Of course as the stakes increase one would tend to pack a gun since the law wouldn't be there to help you out in disputes over the quality and quantity of your bag of the "Big B." With bread criminalized, and both buyer and seller criminalized too, one would have to resort to direct violence to enforce contracts and resolve disputes. What are you going to do if the loaf is all crust when you get it home? Well, it won't be crust, because if it is and you don't make good, we both know that I'll have you beaten up since I can't go to small claims court.

This doesn't even get into the armed turf wars between underground bakeries, or the public alarms raised by cops about the dangers of secret underground "bake-houses" popping up all over, causing fires and explosions what with all the super-hot temperatures and the dangerous, explosive chemicals used to manufacture "designer yeast"...

In short, you see this violence because prohibition prevents disputes over the prohibited substance from going through the ordinary courts we use for every other kind of dispute.

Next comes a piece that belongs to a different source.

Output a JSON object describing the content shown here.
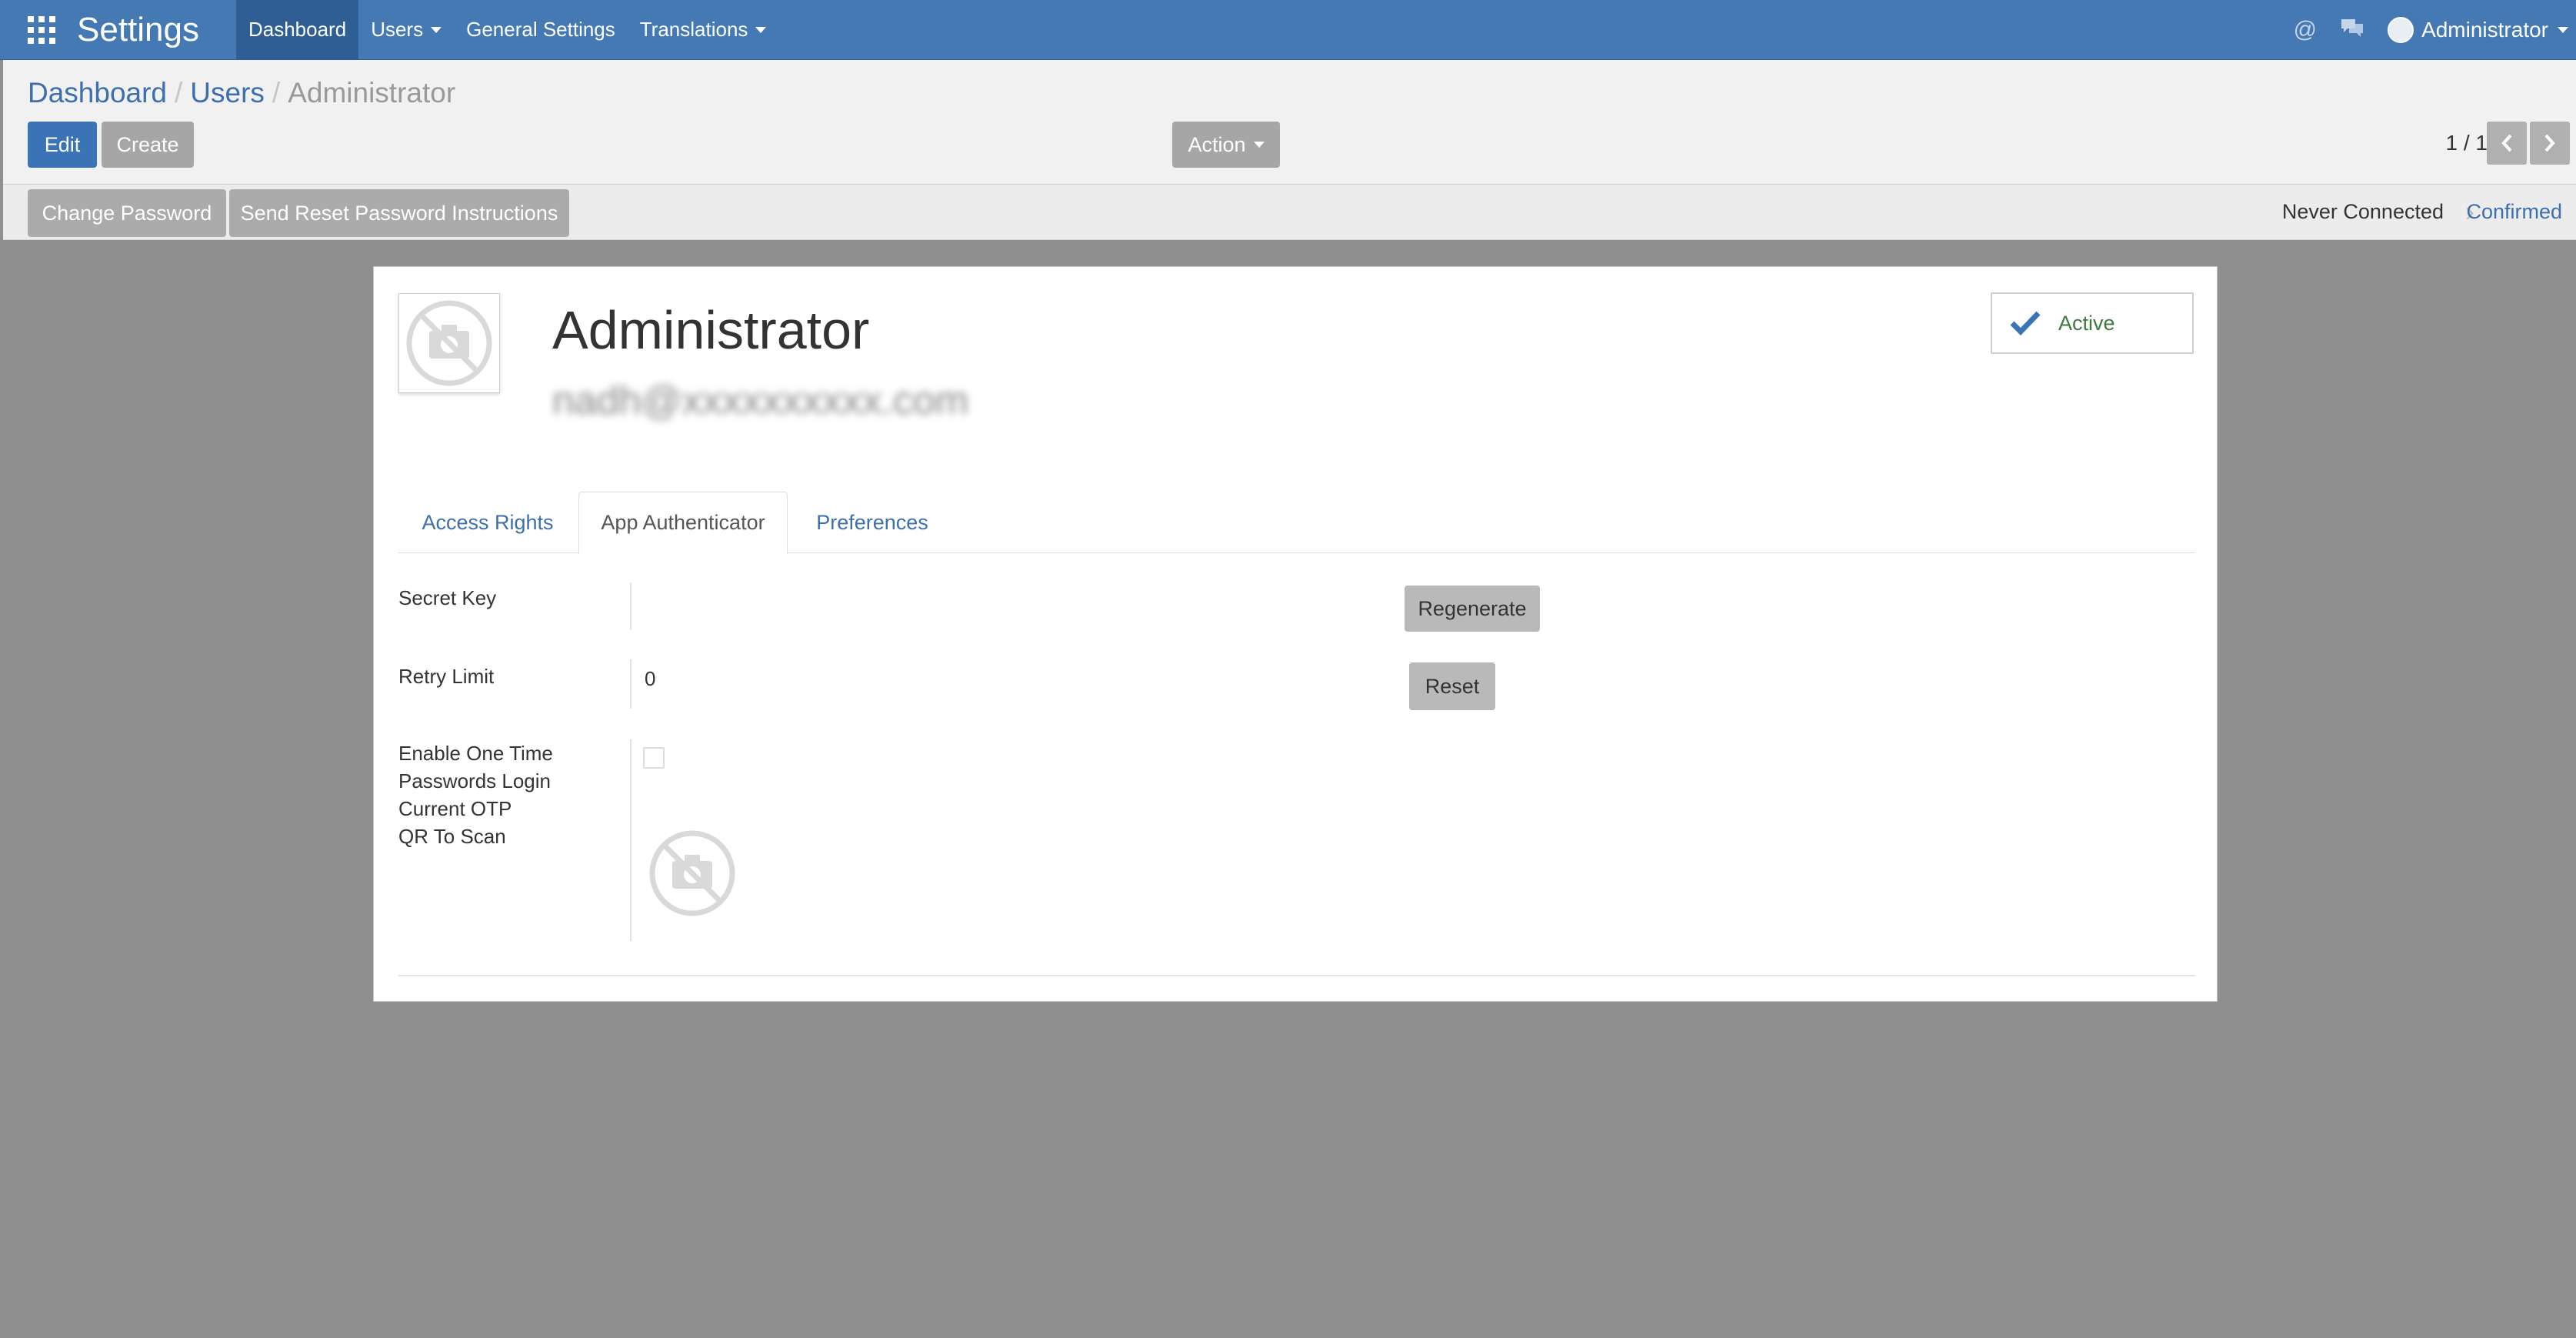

You see this violence because the idiotic policy of prohibition means we are talking about huge sums of money and huge profits for simple agricultural products, "helpfully" made illegal by fools who either can't think one move ahead in chess or CAN think ahead and see the enormous profit potential. You see this violence because a monopoly over this artificially profitable commodity is helpfully handed over to criminals by law that combines stupidity and malevolence like chocolate and peanut butter.

"Why would I want people to have to make a decision on something that has no benefit to them?"

Why should anyone care what you want, when what you want is absolutely none of your business?

Are you some kind of socialist?

"Do I have to mention the LUNG CANCER arguement AGAIN?!"

How about if you worry about your own lungs, comrade?